# Your objective
Check each line of the entries below for the word "term" and state only how many lines have it.

# Excerpts from an interface dataset

"""

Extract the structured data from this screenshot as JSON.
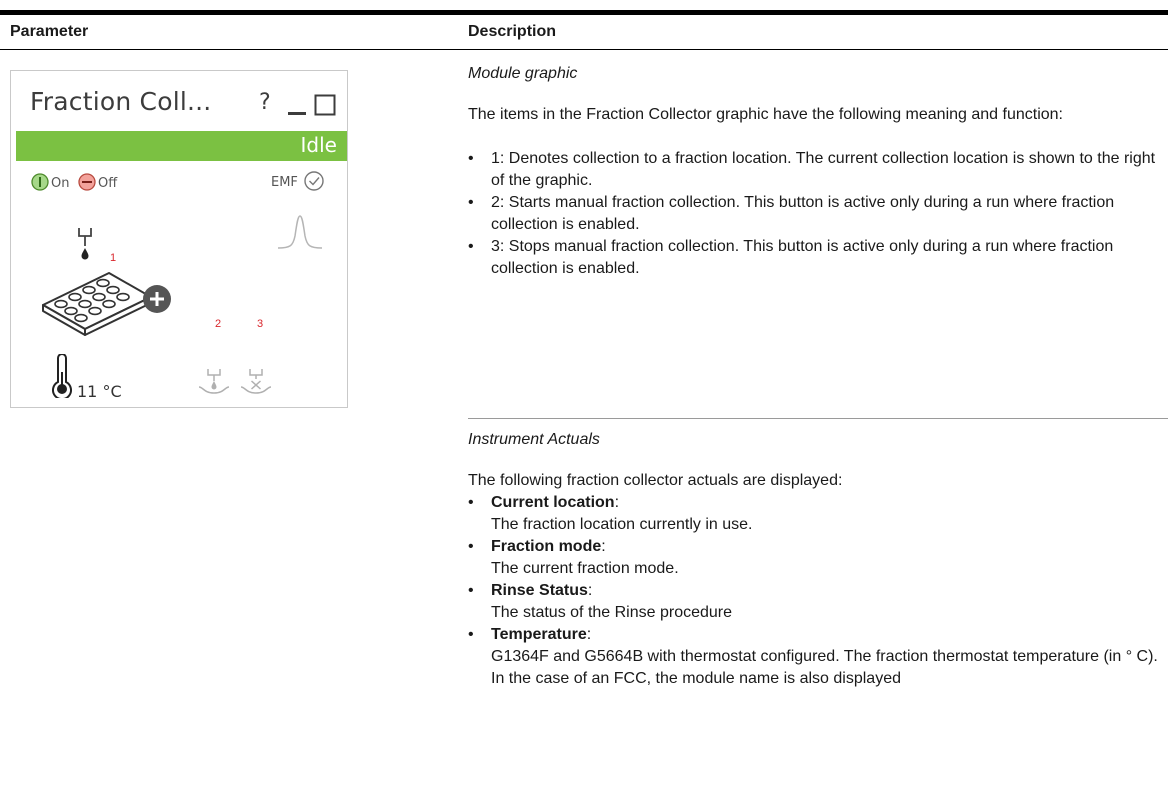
{
  "table": {
    "header_parameter": "Parameter",
    "header_description": "Description"
  },
  "widget": {
    "title": "Fraction Coll...",
    "help": "?",
    "status": "Idle",
    "on_label": "On",
    "off_label": "Off",
    "emf_label": "EMF",
    "marker_1": "1",
    "marker_2": "2",
    "marker_3": "3",
    "temperature": "11 °C",
    "colors": {
      "status_green": "#7bc142",
      "on_green": "#7bc142",
      "off_red": "#e8736f",
      "marker_red": "#d9262c"
    }
  },
  "section_graphic": {
    "title": "Module graphic",
    "intro": "The items in the Fraction Collector graphic have the following meaning and function:",
    "items": [
      "1: Denotes collection to a fraction location. The current collection location is shown to the right of the graphic.",
      "2: Starts manual fraction collection. This button is active only during a run where fraction collection is enabled.",
      "3: Stops manual fraction collection. This button is active only during a run where fraction collection is enabled."
    ]
  },
  "section_actuals": {
    "title": "Instrument Actuals",
    "intro": "The following fraction collector actuals are displayed:",
    "items": [
      {
        "term": "Current location",
        "desc": "The fraction location currently in use."
      },
      {
        "term": "Fraction mode",
        "desc": "The current fraction mode."
      },
      {
        "term": "Rinse Status",
        "desc": "The status of the Rinse procedure"
      },
      {
        "term": "Temperature",
        "desc": "G1364F and G5664B with thermostat configured. The fraction thermostat temperature (in ° C). In the case of an FCC, the module name is also displayed"
      }
    ]
  }
}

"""

# Worked solution
4